by Cindy Rideout
Regarding the recent article printed in the Brisbane Times (Da Vinci reincarnated? ‘I agree, it sounds absurd’) about Universal Medicine and Serge Benhayon and the responses to those articles, it seems to me that what we have on one side is a poorly researched news item sensationalised to ‘sell’ news and keep readership up and, essentially, testimonials on the other side. Testimonials, at best, are taken with a grain of salt.
What are the accusations, overt or otherwise? 1) Universal Medicine (UniMed) is a cult. 2) Serge Benhayon is the cult leader. 3) Practitioners can cure or prevent cancer. 4) Sexual misconduct takes place during Esoteric Breast Massages (EBM). 5) Serge and UniMed is responsible for relationship breakdown. 6) Practitioners overcharge for their services. 7) Selling unregulated supplements. 8) Changing lifestyle habits. 9) Book-burning. 10) Multiple property and company ownership.
Time to inject a little reason.
- Cult – defined as “a relatively small group of people having religious beliefs or practices regarded by others as strange or sinister.” According to the Brisbane Times, there are roughly 1000 UniMed “followers”, a small group by any religious organisation’s standards, and at least the author of the article in question seems to consider the beliefs and practices of these followers strange or sinister so, yes, one could then conclude that UniMed is a cult. However, we all know that “cult” has inflammatory connotations demonstrative of a bias whereas “organisation” may have been the word preferred by someone interested in reporting the truth. As an aside, there’s this group out there, granted, it has more “followers” than UniMed but I consider their practices strange. It’s called Toastmasters. And I’m looking at Girl Guides and Boy Scouts in a whole different light now too. Alcoholics Anonymous is next.
- Serge Benhayon, the cult leader – it makes sense that if UniMed is a cult, and I have already conceded that it could very well be perceived in that fashion, then Serge must be the cult leader. Or maybe he’s just a role model. Or a mentor. Even a teacher. But that doesn’t make for very interesting reading, does it?
- Universal Medicine practitioners can cure or prevent cancer – I wish! Wouldn’t that be great? If that were the case, there’d be a line-up from the clinic doors that wrapped around the world. Twice. They might be able to support you in making choices that are less likely to promote disease but that’s about it and that’s all they will tell you too. Additionally, you won’t find “alternative” therapy practitioners more supportive of allopathic medicine than those at UniMed. It is also worth noting that there are many medical professionals who are members of UniMed , which is no small thing since there are only 1000 followers.
- Sexual misconduct during Esoteric Breast Massages – first of all, EBMs are only given by female practitioners. Ever. To state or imply otherwise was very poor research on the reporter’s part.

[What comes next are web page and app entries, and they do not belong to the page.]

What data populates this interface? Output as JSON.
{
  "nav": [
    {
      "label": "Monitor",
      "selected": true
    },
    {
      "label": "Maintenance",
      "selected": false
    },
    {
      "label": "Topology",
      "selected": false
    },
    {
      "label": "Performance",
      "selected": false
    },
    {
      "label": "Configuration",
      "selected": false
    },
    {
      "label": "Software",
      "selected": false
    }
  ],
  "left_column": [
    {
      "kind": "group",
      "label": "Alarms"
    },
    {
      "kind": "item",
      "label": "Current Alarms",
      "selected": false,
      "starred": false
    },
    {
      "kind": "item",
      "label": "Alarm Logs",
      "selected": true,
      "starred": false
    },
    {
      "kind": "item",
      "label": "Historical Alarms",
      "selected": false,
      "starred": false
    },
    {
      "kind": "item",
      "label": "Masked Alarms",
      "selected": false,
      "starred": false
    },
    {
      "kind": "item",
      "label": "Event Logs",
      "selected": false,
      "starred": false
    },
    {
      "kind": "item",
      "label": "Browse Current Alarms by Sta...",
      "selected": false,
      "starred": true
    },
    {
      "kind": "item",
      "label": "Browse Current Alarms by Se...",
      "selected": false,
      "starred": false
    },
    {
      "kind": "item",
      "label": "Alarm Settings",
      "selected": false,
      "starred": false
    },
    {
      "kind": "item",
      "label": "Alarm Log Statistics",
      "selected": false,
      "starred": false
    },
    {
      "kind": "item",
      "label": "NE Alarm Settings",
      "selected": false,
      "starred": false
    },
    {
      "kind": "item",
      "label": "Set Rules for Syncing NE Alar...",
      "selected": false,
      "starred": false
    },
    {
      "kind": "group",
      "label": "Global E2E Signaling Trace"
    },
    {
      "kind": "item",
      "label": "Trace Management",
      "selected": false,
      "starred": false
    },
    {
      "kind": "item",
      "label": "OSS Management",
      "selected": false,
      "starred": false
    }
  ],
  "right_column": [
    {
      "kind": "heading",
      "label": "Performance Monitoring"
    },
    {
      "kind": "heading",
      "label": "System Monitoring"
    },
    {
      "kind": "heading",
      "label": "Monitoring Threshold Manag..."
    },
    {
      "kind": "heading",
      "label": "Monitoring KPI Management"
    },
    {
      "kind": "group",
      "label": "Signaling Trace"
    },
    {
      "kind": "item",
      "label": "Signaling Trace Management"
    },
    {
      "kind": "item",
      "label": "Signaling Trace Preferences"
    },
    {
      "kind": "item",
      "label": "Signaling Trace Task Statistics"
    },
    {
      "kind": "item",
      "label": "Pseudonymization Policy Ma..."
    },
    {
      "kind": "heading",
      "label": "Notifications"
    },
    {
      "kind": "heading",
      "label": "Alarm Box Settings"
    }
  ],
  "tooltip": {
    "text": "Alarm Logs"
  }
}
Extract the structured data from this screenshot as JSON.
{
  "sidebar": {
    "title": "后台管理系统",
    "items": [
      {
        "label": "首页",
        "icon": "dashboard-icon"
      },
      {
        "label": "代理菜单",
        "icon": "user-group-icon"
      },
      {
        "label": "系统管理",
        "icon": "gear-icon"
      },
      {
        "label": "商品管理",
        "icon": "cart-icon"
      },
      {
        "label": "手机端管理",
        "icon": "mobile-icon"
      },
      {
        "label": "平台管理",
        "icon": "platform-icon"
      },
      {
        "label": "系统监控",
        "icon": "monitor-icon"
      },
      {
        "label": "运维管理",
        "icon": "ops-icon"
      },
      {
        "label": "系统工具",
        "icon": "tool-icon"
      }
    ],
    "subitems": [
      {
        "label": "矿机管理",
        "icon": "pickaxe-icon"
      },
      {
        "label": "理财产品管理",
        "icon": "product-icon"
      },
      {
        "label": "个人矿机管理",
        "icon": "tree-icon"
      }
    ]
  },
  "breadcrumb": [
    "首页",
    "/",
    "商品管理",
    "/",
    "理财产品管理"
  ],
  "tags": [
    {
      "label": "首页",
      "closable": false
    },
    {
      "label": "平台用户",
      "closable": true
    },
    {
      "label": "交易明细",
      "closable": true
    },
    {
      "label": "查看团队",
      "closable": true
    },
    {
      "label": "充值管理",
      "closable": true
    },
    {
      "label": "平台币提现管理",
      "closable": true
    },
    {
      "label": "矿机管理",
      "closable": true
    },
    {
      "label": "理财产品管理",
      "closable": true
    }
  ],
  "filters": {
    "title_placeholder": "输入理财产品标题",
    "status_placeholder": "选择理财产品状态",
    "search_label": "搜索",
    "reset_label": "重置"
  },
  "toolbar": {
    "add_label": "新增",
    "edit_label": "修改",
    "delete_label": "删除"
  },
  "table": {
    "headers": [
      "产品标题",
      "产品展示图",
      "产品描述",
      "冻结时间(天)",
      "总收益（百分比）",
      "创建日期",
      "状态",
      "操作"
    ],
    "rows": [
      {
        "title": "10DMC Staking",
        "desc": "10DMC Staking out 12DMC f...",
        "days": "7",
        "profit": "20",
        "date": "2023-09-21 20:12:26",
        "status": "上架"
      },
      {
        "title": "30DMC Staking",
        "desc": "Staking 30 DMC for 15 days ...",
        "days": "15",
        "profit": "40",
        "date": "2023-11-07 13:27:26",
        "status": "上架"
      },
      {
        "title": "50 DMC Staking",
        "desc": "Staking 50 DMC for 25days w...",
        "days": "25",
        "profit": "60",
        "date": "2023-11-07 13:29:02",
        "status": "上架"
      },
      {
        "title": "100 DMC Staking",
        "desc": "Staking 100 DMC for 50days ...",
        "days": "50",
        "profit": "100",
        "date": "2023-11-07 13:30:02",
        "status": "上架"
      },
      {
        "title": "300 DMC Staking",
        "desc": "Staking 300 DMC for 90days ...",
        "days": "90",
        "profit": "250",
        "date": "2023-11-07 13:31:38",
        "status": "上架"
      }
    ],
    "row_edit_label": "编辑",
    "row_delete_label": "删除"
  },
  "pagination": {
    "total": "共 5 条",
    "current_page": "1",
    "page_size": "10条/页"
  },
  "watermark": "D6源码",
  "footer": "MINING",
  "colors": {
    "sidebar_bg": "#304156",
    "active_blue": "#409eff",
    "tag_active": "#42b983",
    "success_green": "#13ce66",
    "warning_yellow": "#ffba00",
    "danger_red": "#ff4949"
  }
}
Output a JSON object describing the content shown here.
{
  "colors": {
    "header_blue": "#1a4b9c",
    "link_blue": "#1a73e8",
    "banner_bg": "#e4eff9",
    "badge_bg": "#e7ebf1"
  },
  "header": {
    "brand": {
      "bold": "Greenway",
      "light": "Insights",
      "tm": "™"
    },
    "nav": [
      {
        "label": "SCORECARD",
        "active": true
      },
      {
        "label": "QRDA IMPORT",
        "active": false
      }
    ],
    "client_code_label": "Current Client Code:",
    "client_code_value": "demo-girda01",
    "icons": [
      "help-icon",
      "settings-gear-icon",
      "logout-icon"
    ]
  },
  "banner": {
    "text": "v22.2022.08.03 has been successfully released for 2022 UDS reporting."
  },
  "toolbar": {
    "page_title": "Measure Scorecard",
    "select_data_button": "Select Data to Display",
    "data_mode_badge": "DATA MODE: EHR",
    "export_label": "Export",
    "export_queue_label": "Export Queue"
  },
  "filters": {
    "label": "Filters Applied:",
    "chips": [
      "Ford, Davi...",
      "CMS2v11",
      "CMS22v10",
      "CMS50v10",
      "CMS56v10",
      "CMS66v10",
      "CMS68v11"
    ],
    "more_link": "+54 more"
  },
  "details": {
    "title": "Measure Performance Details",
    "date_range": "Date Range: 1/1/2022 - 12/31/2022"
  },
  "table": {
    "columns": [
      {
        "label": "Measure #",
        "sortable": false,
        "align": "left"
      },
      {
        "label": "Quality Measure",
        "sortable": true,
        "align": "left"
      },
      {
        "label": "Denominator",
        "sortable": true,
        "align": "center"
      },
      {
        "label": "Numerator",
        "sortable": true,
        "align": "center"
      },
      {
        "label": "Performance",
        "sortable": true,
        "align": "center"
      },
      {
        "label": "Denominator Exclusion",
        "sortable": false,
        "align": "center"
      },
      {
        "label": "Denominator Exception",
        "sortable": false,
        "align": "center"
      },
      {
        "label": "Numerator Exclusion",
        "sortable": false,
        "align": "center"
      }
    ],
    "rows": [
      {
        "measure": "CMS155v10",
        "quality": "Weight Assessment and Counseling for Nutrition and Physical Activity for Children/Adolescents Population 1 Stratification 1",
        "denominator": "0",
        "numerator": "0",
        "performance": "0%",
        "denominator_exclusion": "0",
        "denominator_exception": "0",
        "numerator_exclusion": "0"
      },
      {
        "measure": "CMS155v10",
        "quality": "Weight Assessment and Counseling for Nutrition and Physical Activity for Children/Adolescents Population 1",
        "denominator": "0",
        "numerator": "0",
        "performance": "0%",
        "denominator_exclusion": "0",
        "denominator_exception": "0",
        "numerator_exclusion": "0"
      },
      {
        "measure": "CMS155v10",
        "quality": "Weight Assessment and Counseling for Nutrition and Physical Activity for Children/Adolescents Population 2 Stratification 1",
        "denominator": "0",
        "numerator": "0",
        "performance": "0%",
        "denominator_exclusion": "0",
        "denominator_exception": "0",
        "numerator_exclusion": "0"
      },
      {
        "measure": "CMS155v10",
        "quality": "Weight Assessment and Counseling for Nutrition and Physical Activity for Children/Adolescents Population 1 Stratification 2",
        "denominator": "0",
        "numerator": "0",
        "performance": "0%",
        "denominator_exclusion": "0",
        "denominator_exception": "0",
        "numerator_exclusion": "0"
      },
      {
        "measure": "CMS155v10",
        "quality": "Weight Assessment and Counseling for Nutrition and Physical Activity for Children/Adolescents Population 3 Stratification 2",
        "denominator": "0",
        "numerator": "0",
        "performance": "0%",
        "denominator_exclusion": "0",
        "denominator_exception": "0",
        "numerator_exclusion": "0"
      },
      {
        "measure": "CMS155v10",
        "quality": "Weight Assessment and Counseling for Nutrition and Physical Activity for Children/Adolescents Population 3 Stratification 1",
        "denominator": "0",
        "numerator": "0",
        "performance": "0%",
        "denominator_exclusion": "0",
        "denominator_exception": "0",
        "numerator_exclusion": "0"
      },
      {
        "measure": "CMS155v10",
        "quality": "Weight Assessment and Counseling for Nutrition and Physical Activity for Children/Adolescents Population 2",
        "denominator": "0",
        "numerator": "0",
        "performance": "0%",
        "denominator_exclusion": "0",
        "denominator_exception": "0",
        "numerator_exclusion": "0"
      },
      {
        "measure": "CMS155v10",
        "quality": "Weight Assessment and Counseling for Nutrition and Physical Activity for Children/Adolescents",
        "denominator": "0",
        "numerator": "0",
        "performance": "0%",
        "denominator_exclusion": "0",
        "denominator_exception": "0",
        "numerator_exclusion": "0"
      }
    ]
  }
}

Secondly, any woman who has ever been for a breast exam or a mammogram, or breast fed for that matter, will tell you that not all contact with her breasts is sexual in nature. It’s a male fantasy to think otherwise. Have one of your female reporters go for an EBM and then get back to me on the sexual nature of it.
- Universal Medicine wrecks relationships – unloving relationships are responsible for relationship breakdown. Don’t shoot the messenger.
- Universal Medicine overcharges – have you been for massage, physiotherapy, chiropractic, or osteopathy lately? If you have – or bother to investigate – you will find that the UniMed practitioners are competitively priced.
- Unregulated supplements – UniMed is in contact with the TGA. There’s basically a no-story story there.
- UniMedians change their lifestyle habits – a friend of mine recently had a quadruple bypass. He has since radically changed his eating habits. A whole lot less fat, minimal dairy (too high in fat), very little bread, no more junk food, lots of veggies. And he exercises regularly. I’m not game to ask about the lovemaking. UniMedians don’t eat dairy or gluten. They eat veggies, fruit, eggs, meat. No junk food. They exercise regularly. Could be they’re just trying to avoid heart attacks. Or maybe they simply want to feel good. I find that … sinister.
- Book-burning – I’ve thrown books away. Most of the self-help ones hit the bin a few years ago. All unread. They seemed like a good idea at the time. I’d have burnt them if I’d had a fire pit. There are online news articles I’d burn if they were in print.
- Capitalism – isn’t that what owning multiple properties and companies is? I didn’t know that was against the law. In fact, I thought it was an aspiration in some circles.
There’s nothing like a little common sense to ruin a perfectly good news article.